NPR's Anti-Murdoch Media Reporter Puffs Up MSNBC's 'Discursive, Civil' Academic Host Melissa Harris-Perry
On Friday night’s All Things Considered, NPR media reporter David Folkenflik -- best known for ripping into Rupert Murdoch and his corporate empire -- devoted five minutes to promoting weekend MSNBC host Melissa Harris-Perry. The segment carried the online headline “MSNBC Gets Academic: Meet Host Prof. Harris-Perry.”
You can tell it’s a puff piece when they ignore how MSNBC is crushed by Fox News in the ratings: “While she says she refuses to check on her weekly ratings, her audiences are markedly bigger than can cram into any lecture hall,” Folkenflik said. Talk about setting the bar low. NPR began by playing up her brains:
ROBERT SIEGEL, anchor: Cable news channels sometimes treat academics gingerly, as fragile curiosities or even Ivory Tower targets for ridicule. Well, Melissa Harris-Perry is getting different treatment. As NPR's David Folkenflik reports, she is a new MSNBC host with an unusual pedigree.
DAVID FOLKENFLIK: Melissa Harris-Perry commutes 1,300 miles each week to host her own show on MSNBC. It runs live for two hours every Saturday and every Sunday morning. In her daily life, she is a full-time political science professor at Tulane University in New Orleans, where she is the founding director of the Anna Julia Cooper Project on Gender, Race and Politics in the South.
Folkenflik briefly noted Harris-Perry wrote for the “liberal” magazine The Nation in addition to “left-leaning” MSNBC, but her new gig is about her mixed-race and Mormon background. For added boost, he turned to former CBS and CNN reporter Deborah Potter:
MELISSA HARRIS-PERRY: I think that the opportunity to have a public forum during the year that we either will or will not reelect America's first black president, I could've said no to it if it was an 8:00 show, but there's no way I could say no to it on the weekends.
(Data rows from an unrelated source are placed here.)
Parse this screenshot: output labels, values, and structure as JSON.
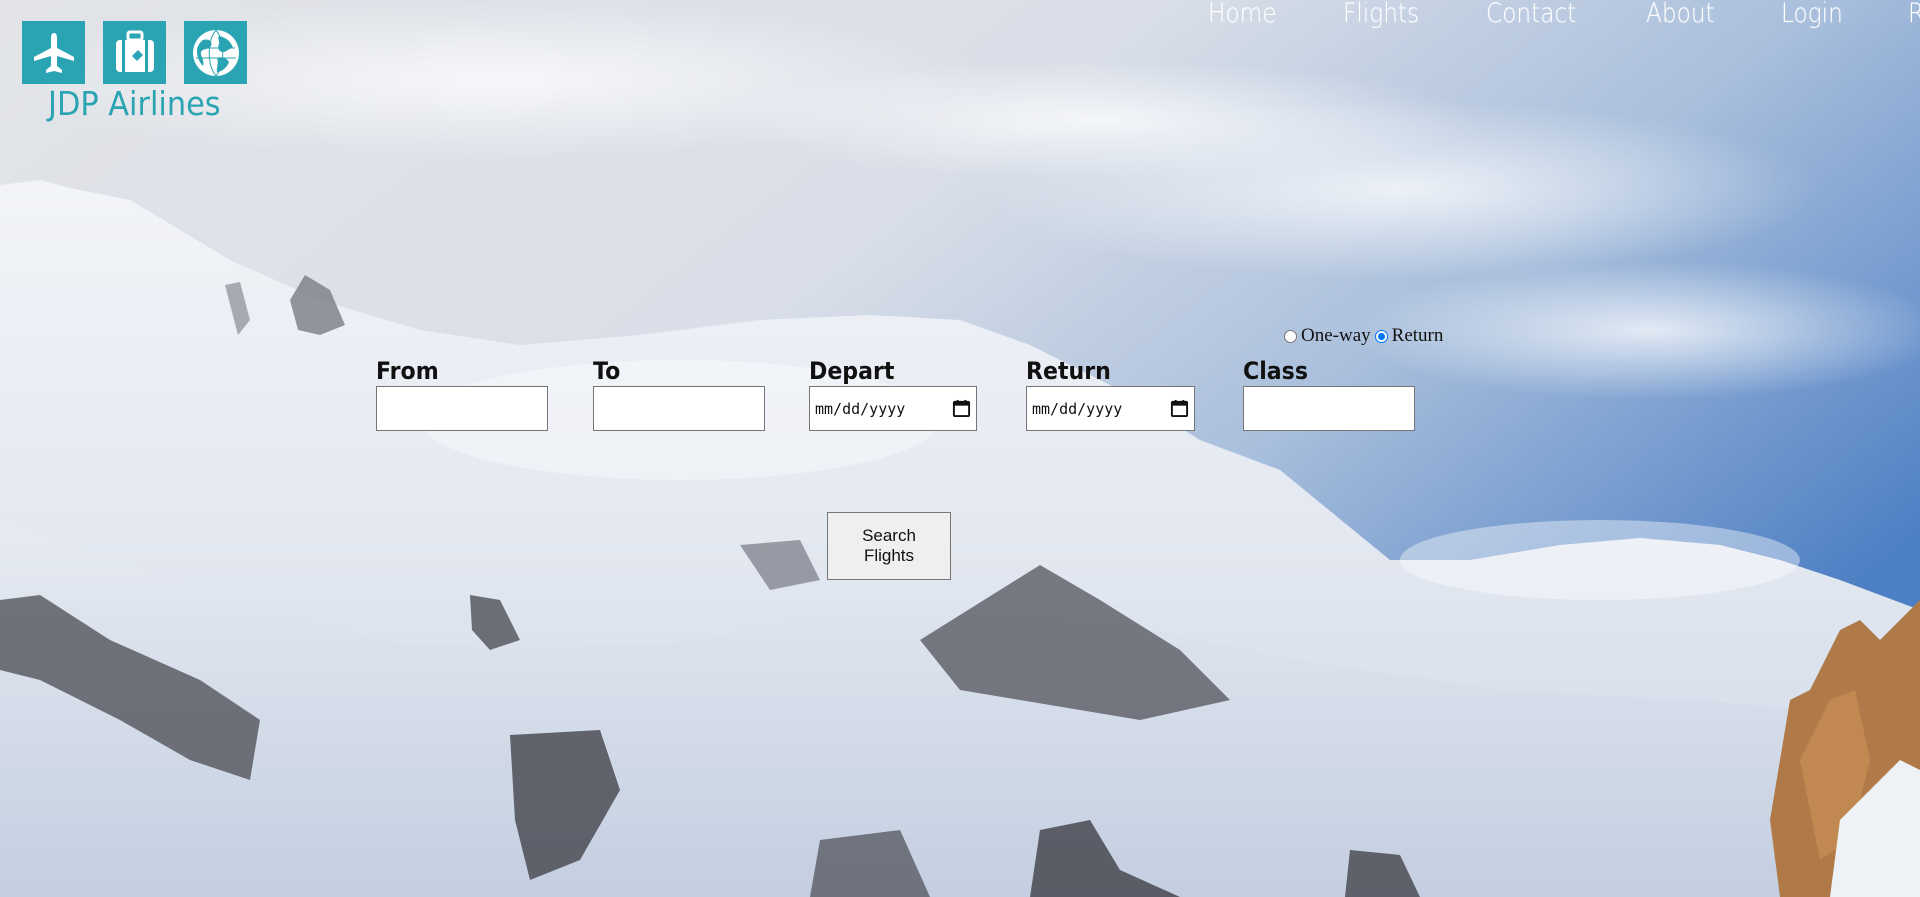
{
  "brand": {
    "name": "JDP Airlines"
  },
  "logo_icons": [
    "airplane-icon",
    "luggage-icon",
    "globe-icon"
  ],
  "nav": {
    "items": [
      "Home",
      "Flights",
      "Contact",
      "About",
      "Login",
      "Register"
    ]
  },
  "trip_type": {
    "options": [
      "One-way",
      "Return"
    ],
    "selected": "Return"
  },
  "form": {
    "from_label": "From",
    "to_label": "To",
    "depart_label": "Depart",
    "return_label": "Return",
    "class_label": "Class",
    "from_value": "",
    "to_value": "",
    "depart_value": "mm/dd/yyyy",
    "return_value": "mm/dd/yyyy",
    "class_value": ""
  },
  "search_button": "Search Flights",
  "colors": {
    "brand": "#2aa4b2",
    "nav_text": "#ffffff",
    "radio_selected": "#0075ff"
  }
}
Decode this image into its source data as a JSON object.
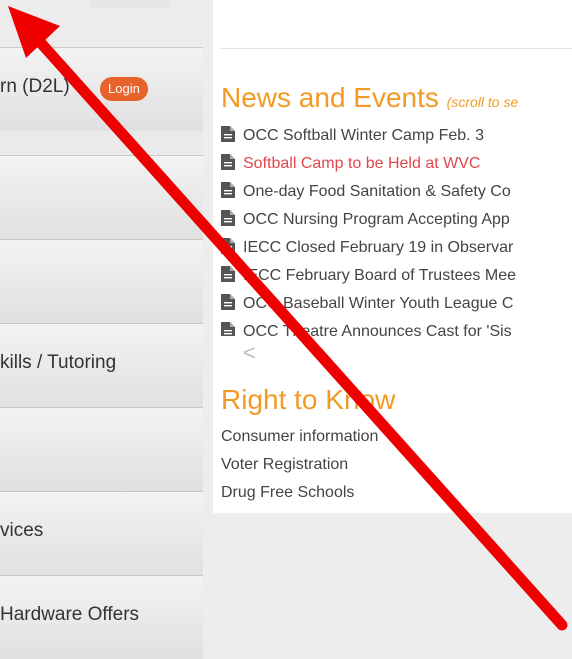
{
  "sidebar": {
    "items": [
      {
        "label": "rn (D2L)"
      },
      {
        "label": ""
      },
      {
        "label": ""
      },
      {
        "label": "kills / Tutoring"
      },
      {
        "label": ""
      },
      {
        "label": "vices"
      },
      {
        "label": "Hardware Offers"
      }
    ],
    "login_label": "Login"
  },
  "news": {
    "title": "News and Events",
    "hint": "(scroll to se",
    "items": [
      "OCC Softball Winter Camp Feb. 3",
      "Softball Camp to be Held at WVC",
      "One-day Food Sanitation & Safety Co",
      "OCC Nursing Program Accepting App",
      "IECC Closed February 19 in Observar",
      "IECC February Board of Trustees Mee",
      "OCC Baseball Winter Youth League C",
      "OCC Theatre Announces Cast for 'Sis"
    ],
    "prev_symbol": "<"
  },
  "right_to_know": {
    "title": "Right to Know",
    "links": [
      "Consumer information",
      "Voter Registration",
      "Drug Free Schools"
    ]
  },
  "colors": {
    "accent": "#f39a24",
    "highlight_link": "#e0474c",
    "login": "#e8632b",
    "arrow": "#ee0000"
  }
}
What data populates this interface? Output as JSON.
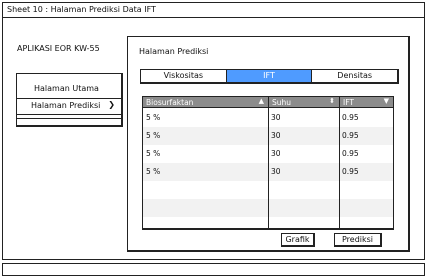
{
  "window": {
    "title": "Sheet 10 : Halaman Prediksi Data IFT"
  },
  "app": {
    "name": "APLIKASI EOR KW-55"
  },
  "sidebar": {
    "items": [
      {
        "label": "Halaman Utama"
      },
      {
        "label": "Halaman Prediksi",
        "chevron": "chevron-right-icon"
      }
    ]
  },
  "panel": {
    "title": "Halaman Prediksi",
    "tabs": [
      {
        "label": "Viskositas",
        "active": false
      },
      {
        "label": "IFT",
        "active": true
      },
      {
        "label": "Densitas",
        "active": false
      }
    ],
    "table": {
      "columns": [
        {
          "label": "Biosurfaktan",
          "sort_icon": "sort-asc-icon"
        },
        {
          "label": "Suhu",
          "sort_icon": "sort-both-icon"
        },
        {
          "label": "IFT",
          "sort_icon": "sort-desc-icon"
        }
      ],
      "rows": [
        [
          "5 %",
          "30",
          "0.95"
        ],
        [
          "5 %",
          "30",
          "0.95"
        ],
        [
          "5 %",
          "30",
          "0.95"
        ],
        [
          "5 %",
          "30",
          "0.95"
        ]
      ]
    },
    "buttons": {
      "chart_label": "Grafik",
      "predict_label": "Prediksi"
    }
  },
  "colors": {
    "active_tab": "#4f9bff",
    "table_header": "#8c8c8c",
    "alt_row": "#f2f2f2"
  }
}
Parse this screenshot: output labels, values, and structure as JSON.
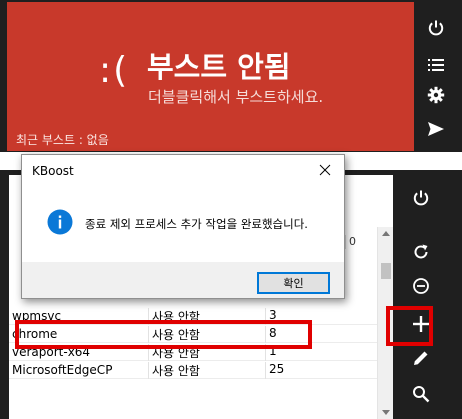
{
  "colors": {
    "boost_red": "#c8392b",
    "panel_dark": "#1f1f1f",
    "highlight_red": "#e00000",
    "info_blue": "#0a78d7"
  },
  "boost_panel": {
    "face": ":(",
    "title": "부스트 안됨",
    "subtitle": "더블클릭해서 부스트하세요.",
    "recent": "최근 부스트 : 없음"
  },
  "top_toolbar": {
    "icons": [
      "power-icon",
      "list-icon",
      "gear-icon",
      "send-icon"
    ]
  },
  "bottom_toolbar": {
    "icons": [
      "power-icon",
      "refresh-icon",
      "remove-icon",
      "add-icon",
      "edit-icon",
      "search-icon"
    ]
  },
  "table": {
    "header_col3": "0",
    "rows": [
      {
        "name": "wpmsvc",
        "status": "사용 안함",
        "count": "3"
      },
      {
        "name": "chrome",
        "status": "사용 안함",
        "count": "8"
      },
      {
        "name": "veraport-x64",
        "status": "사용 안함",
        "count": "1"
      },
      {
        "name": "MicrosoftEdgeCP",
        "status": "사용 안함",
        "count": "25"
      }
    ]
  },
  "dialog": {
    "title": "KBoost",
    "message": "종료 제외 프로세스 추가 작업을 완료했습니다.",
    "ok_label": "확인"
  }
}
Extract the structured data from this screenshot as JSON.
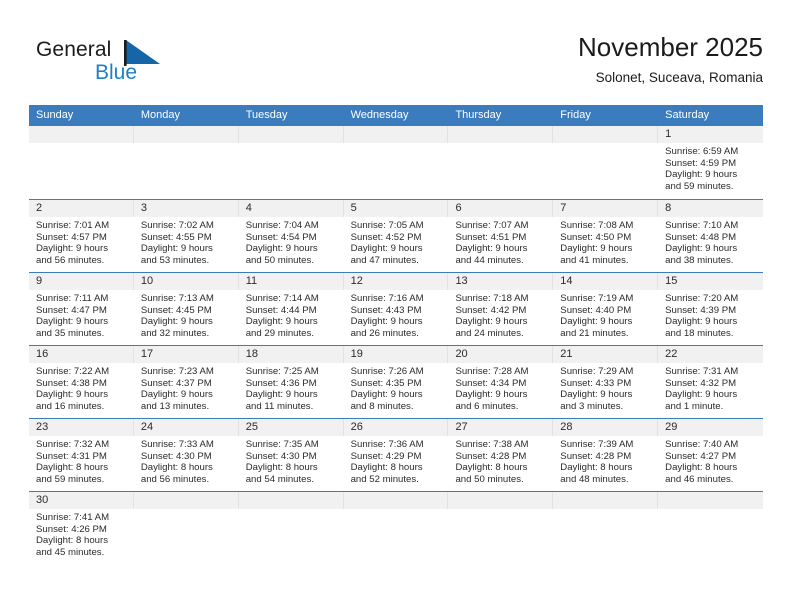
{
  "brand": {
    "name_line1": "General",
    "name_line2": "Blue",
    "flag_icon": "blue-triangle-flag-icon",
    "color_dark": "#1b1b1b",
    "color_blue": "#1e7fc6"
  },
  "header": {
    "title": "November 2025",
    "subtitle": "Solonet, Suceava, Romania"
  },
  "theme": {
    "header_bg": "#3a7cbe",
    "header_text": "#ffffff",
    "day_band_bg": "#f1f1f1",
    "row_divider": "#3a7cbe",
    "cell_divider": "#e2e2e2",
    "body_text": "#2b2b2b"
  },
  "weekdays": [
    "Sunday",
    "Monday",
    "Tuesday",
    "Wednesday",
    "Thursday",
    "Friday",
    "Saturday"
  ],
  "labels": {
    "sunrise": "Sunrise:",
    "sunset": "Sunset:",
    "daylight": "Daylight:"
  },
  "weeks": [
    [
      {
        "date": "",
        "empty": true
      },
      {
        "date": "",
        "empty": true
      },
      {
        "date": "",
        "empty": true
      },
      {
        "date": "",
        "empty": true
      },
      {
        "date": "",
        "empty": true
      },
      {
        "date": "",
        "empty": true
      },
      {
        "date": "1",
        "sunrise": "Sunrise: 6:59 AM",
        "sunset": "Sunset: 4:59 PM",
        "daylight_l1": "Daylight: 9 hours",
        "daylight_l2": "and 59 minutes."
      }
    ],
    [
      {
        "date": "2",
        "sunrise": "Sunrise: 7:01 AM",
        "sunset": "Sunset: 4:57 PM",
        "daylight_l1": "Daylight: 9 hours",
        "daylight_l2": "and 56 minutes."
      },
      {
        "date": "3",
        "sunrise": "Sunrise: 7:02 AM",
        "sunset": "Sunset: 4:55 PM",
        "daylight_l1": "Daylight: 9 hours",
        "daylight_l2": "and 53 minutes."
      },
      {
        "date": "4",
        "sunrise": "Sunrise: 7:04 AM",
        "sunset": "Sunset: 4:54 PM",
        "daylight_l1": "Daylight: 9 hours",
        "daylight_l2": "and 50 minutes."
      },
      {
        "date": "5",
        "sunrise": "Sunrise: 7:05 AM",
        "sunset": "Sunset: 4:52 PM",
        "daylight_l1": "Daylight: 9 hours",
        "daylight_l2": "and 47 minutes."
      },
      {
        "date": "6",
        "sunrise": "Sunrise: 7:07 AM",
        "sunset": "Sunset: 4:51 PM",
        "daylight_l1": "Daylight: 9 hours",
        "daylight_l2": "and 44 minutes."
      },
      {
        "date": "7",
        "sunrise": "Sunrise: 7:08 AM",
        "sunset": "Sunset: 4:50 PM",
        "daylight_l1": "Daylight: 9 hours",
        "daylight_l2": "and 41 minutes."
      },
      {
        "date": "8",
        "sunrise": "Sunrise: 7:10 AM",
        "sunset": "Sunset: 4:48 PM",
        "daylight_l1": "Daylight: 9 hours",
        "daylight_l2": "and 38 minutes."
      }
    ],
    [
      {
        "date": "9",
        "sunrise": "Sunrise: 7:11 AM",
        "sunset": "Sunset: 4:47 PM",
        "daylight_l1": "Daylight: 9 hours",
        "daylight_l2": "and 35 minutes."
      },
      {
        "date": "10",
        "sunrise": "Sunrise: 7:13 AM",
        "sunset": "Sunset: 4:45 PM",
        "daylight_l1": "Daylight: 9 hours",
        "daylight_l2": "and 32 minutes."
      },
      {
        "date": "11",
        "sunrise": "Sunrise: 7:14 AM",
        "sunset": "Sunset: 4:44 PM",
        "daylight_l1": "Daylight: 9 hours",
        "daylight_l2": "and 29 minutes."
      },
      {
        "date": "12",
        "sunrise": "Sunrise: 7:16 AM",
        "sunset": "Sunset: 4:43 PM",
        "daylight_l1": "Daylight: 9 hours",
        "daylight_l2": "and 26 minutes."
      },
      {
        "date": "13",
        "sunrise": "Sunrise: 7:18 AM",
        "sunset": "Sunset: 4:42 PM",
        "daylight_l1": "Daylight: 9 hours",
        "daylight_l2": "and 24 minutes."
      },
      {
        "date": "14",
        "sunrise": "Sunrise: 7:19 AM",
        "sunset": "Sunset: 4:40 PM",
        "daylight_l1": "Daylight: 9 hours",
        "daylight_l2": "and 21 minutes."
      },
      {
        "date": "15",
        "sunrise": "Sunrise: 7:20 AM",
        "sunset": "Sunset: 4:39 PM",
        "daylight_l1": "Daylight: 9 hours",
        "daylight_l2": "and 18 minutes."
      }
    ],
    [
      {
        "date": "16",
        "sunrise": "Sunrise: 7:22 AM",
        "sunset": "Sunset: 4:38 PM",
        "daylight_l1": "Daylight: 9 hours",
        "daylight_l2": "and 16 minutes."
      },
      {
        "date": "17",
        "sunrise": "Sunrise: 7:23 AM",
        "sunset": "Sunset: 4:37 PM",
        "daylight_l1": "Daylight: 9 hours",
        "daylight_l2": "and 13 minutes."
      },
      {
        "date": "18",
        "sunrise": "Sunrise: 7:25 AM",
        "sunset": "Sunset: 4:36 PM",
        "daylight_l1": "Daylight: 9 hours",
        "daylight_l2": "and 11 minutes."
      },
      {
        "date": "19",
        "sunrise": "Sunrise: 7:26 AM",
        "sunset": "Sunset: 4:35 PM",
        "daylight_l1": "Daylight: 9 hours",
        "daylight_l2": "and 8 minutes."
      },
      {
        "date": "20",
        "sunrise": "Sunrise: 7:28 AM",
        "sunset": "Sunset: 4:34 PM",
        "daylight_l1": "Daylight: 9 hours",
        "daylight_l2": "and 6 minutes."
      },
      {
        "date": "21",
        "sunrise": "Sunrise: 7:29 AM",
        "sunset": "Sunset: 4:33 PM",
        "daylight_l1": "Daylight: 9 hours",
        "daylight_l2": "and 3 minutes."
      },
      {
        "date": "22",
        "sunrise": "Sunrise: 7:31 AM",
        "sunset": "Sunset: 4:32 PM",
        "daylight_l1": "Daylight: 9 hours",
        "daylight_l2": "and 1 minute."
      }
    ],
    [
      {
        "date": "23",
        "sunrise": "Sunrise: 7:32 AM",
        "sunset": "Sunset: 4:31 PM",
        "daylight_l1": "Daylight: 8 hours",
        "daylight_l2": "and 59 minutes."
      },
      {
        "date": "24",
        "sunrise": "Sunrise: 7:33 AM",
        "sunset": "Sunset: 4:30 PM",
        "daylight_l1": "Daylight: 8 hours",
        "daylight_l2": "and 56 minutes."
      },
      {
        "date": "25",
        "sunrise": "Sunrise: 7:35 AM",
        "sunset": "Sunset: 4:30 PM",
        "daylight_l1": "Daylight: 8 hours",
        "daylight_l2": "and 54 minutes."
      },
      {
        "date": "26",
        "sunrise": "Sunrise: 7:36 AM",
        "sunset": "Sunset: 4:29 PM",
        "daylight_l1": "Daylight: 8 hours",
        "daylight_l2": "and 52 minutes."
      },
      {
        "date": "27",
        "sunrise": "Sunrise: 7:38 AM",
        "sunset": "Sunset: 4:28 PM",
        "daylight_l1": "Daylight: 8 hours",
        "daylight_l2": "and 50 minutes."
      },
      {
        "date": "28",
        "sunrise": "Sunrise: 7:39 AM",
        "sunset": "Sunset: 4:28 PM",
        "daylight_l1": "Daylight: 8 hours",
        "daylight_l2": "and 48 minutes."
      },
      {
        "date": "29",
        "sunrise": "Sunrise: 7:40 AM",
        "sunset": "Sunset: 4:27 PM",
        "daylight_l1": "Daylight: 8 hours",
        "daylight_l2": "and 46 minutes."
      }
    ],
    [
      {
        "date": "30",
        "sunrise": "Sunrise: 7:41 AM",
        "sunset": "Sunset: 4:26 PM",
        "daylight_l1": "Daylight: 8 hours",
        "daylight_l2": "and 45 minutes."
      },
      {
        "date": "",
        "empty": true
      },
      {
        "date": "",
        "empty": true
      },
      {
        "date": "",
        "empty": true
      },
      {
        "date": "",
        "empty": true
      },
      {
        "date": "",
        "empty": true
      },
      {
        "date": "",
        "empty": true
      }
    ]
  ]
}
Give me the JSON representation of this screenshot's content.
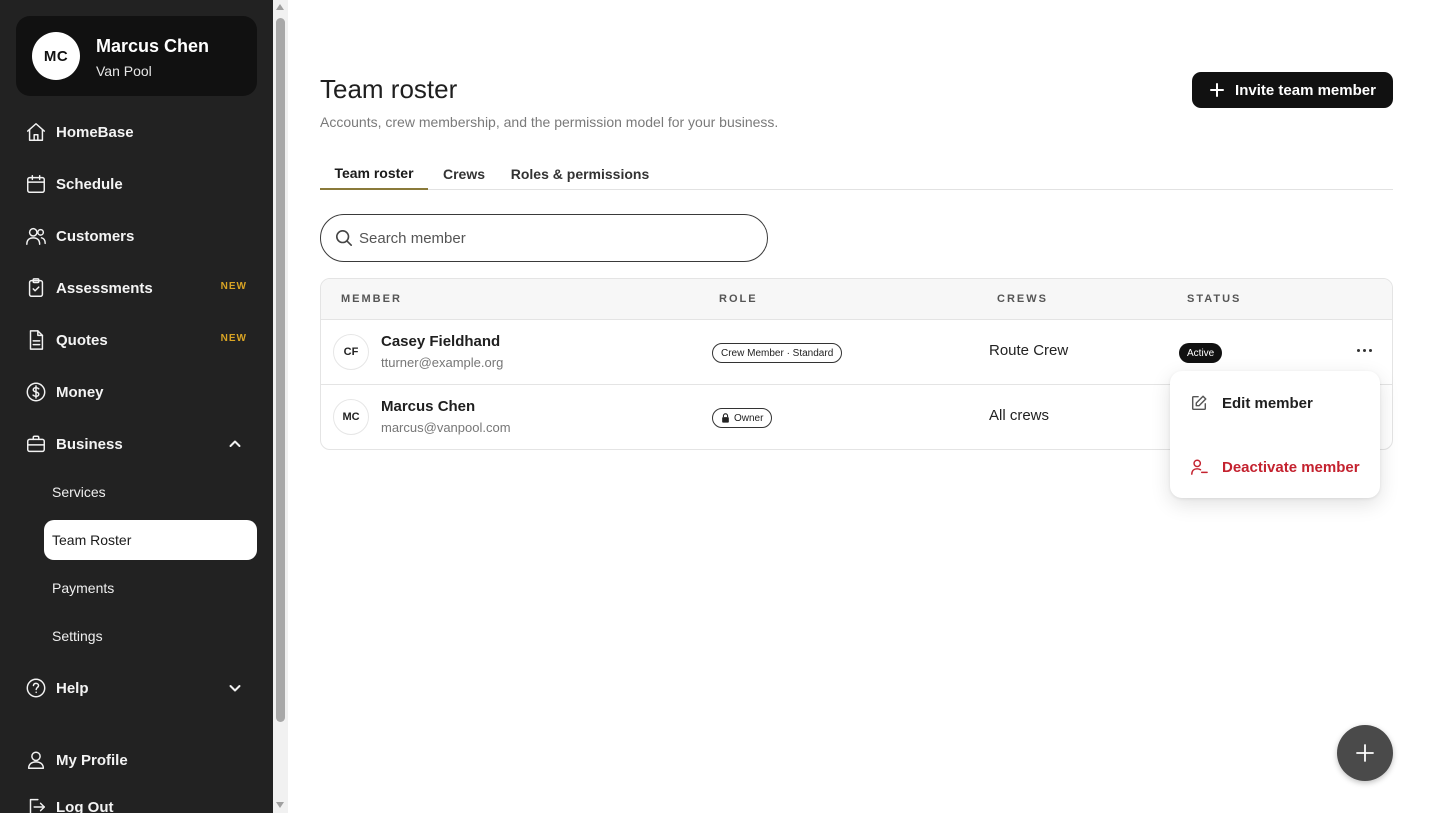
{
  "profile": {
    "initials": "MC",
    "name": "Marcus Chen",
    "org": "Van Pool"
  },
  "nav": {
    "homebase": "HomeBase",
    "schedule": "Schedule",
    "customers": "Customers",
    "assessments": "Assessments",
    "assessments_badge": "NEW",
    "quotes": "Quotes",
    "quotes_badge": "NEW",
    "money": "Money",
    "business": "Business",
    "business_sub": [
      "Services",
      "Team Roster",
      "Payments",
      "Settings"
    ],
    "help": "Help",
    "my_profile": "My Profile",
    "log_out": "Log Out"
  },
  "header": {
    "title": "Team roster",
    "subtitle": "Accounts, crew membership, and the permission model for your business.",
    "invite_label": "Invite team member"
  },
  "tabs": [
    "Team roster",
    "Crews",
    "Roles & permissions"
  ],
  "active_tab": "Team roster",
  "search": {
    "placeholder": "Search member",
    "value": ""
  },
  "table": {
    "columns": [
      "MEMBER",
      "ROLE",
      "CREWS",
      "STATUS"
    ],
    "rows": [
      {
        "initials": "CF",
        "name": "Casey Fieldhand",
        "email": "tturner@example.org",
        "role": "Crew Member · Standard",
        "crews": "Route Crew",
        "status": "Active"
      },
      {
        "initials": "MC",
        "name": "Marcus Chen",
        "email": "marcus@vanpool.com",
        "role": "Owner",
        "crews": "All crews",
        "status": ""
      }
    ]
  },
  "row_menu": {
    "edit": "Edit member",
    "deactivate": "Deactivate member"
  },
  "colors": {
    "sidebar_bg": "#222222",
    "accent_badge": "#d9a424",
    "danger": "#c4222f",
    "tab_underline": "#8a7a3a"
  }
}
FOLKENFLIK: The legacy of President Obama is personal for Harris-Perry. Her father is black and she self-identifies as black, too. But then, her mother, who is white, was raised an observant member of the Church of Jesus Christ of Latter Day Saints, like Republican presidential candidate Mitt Romney. Harris-Perry says she's fascinated.
HARRIS-PERRY: Maybe more than anything in part because my people were Mormon pioneers, the history of oppression and rejection of Mormon people - Mormon people are not elitists. Mormon people were ejected because of their identity.
FOLKENFLIK: To former CBS and CNN correspondent Deborah Potter, Harris-Perry strikes a singular tone.
DEBORAH POTTER: Because she's used to being in the front of the class, I think her delivery on cable is that of an authority. She addresses the audience often as someone who knows what she's talking about -- and should because she's the teacher.
Ugh. Hail Melissa, full of depth. Then came the pure publicity from MSNBC president Phil Griffin:
PHIL GRIFFIN: In a 140-character Twitter world, the rebound is depth. People yearn for depth. And Melissa is an academic. That's what they do.
FOLKENFLIK: Harris-Perry leavens her left-liberal impulses with a discursive, civil style, yet Griffin says her strong voice emerges loud and clear.
GRIFFIN: I think the passionate host is winning because there are so many different outlets today that to break through the clutter you can't be cold and arm's length. You've got to love what you're talking about. You got to make it exciting and interesting.
Then came a little splash of balance, based on Harris-Perry’s “genocide and imperialism” address on the weekend before July 4 (which we exposed here ). They aired clips of Bill O’Reilly, acknowledged as the “top-rated figure in cable news,” taking her to task on Fox. “Liberal people tend to want the government to solve problems to make the country a more humane place. But far-left Americans often don't like the country.”
The story wrapped up with the professor’s rebuttal and some "affirmative action" uplift for their discursive Diana Ross:
FOLKENFLIK: Harris-Perry argues he's got it exactly wrong - that it is fundamentally American to use free speech to acknowledge the country's shortcomings. Aside from having her own soapbox to do so, Harris-Perry says she has little but ego at stake. She considers her main career still to be at Tulane, and just bought a fixer-upper in a Katrina-scarred section of New Orleans.
HARRIS-PERRY: Ten years from now, being able to look back and say, you know, I did a good job will be if there are a lot more little black girls anchoring shows, like, and all different kinds of shows, right? Not just liberal talk shows or, you know, whatever we are - point of view shows, but all of it.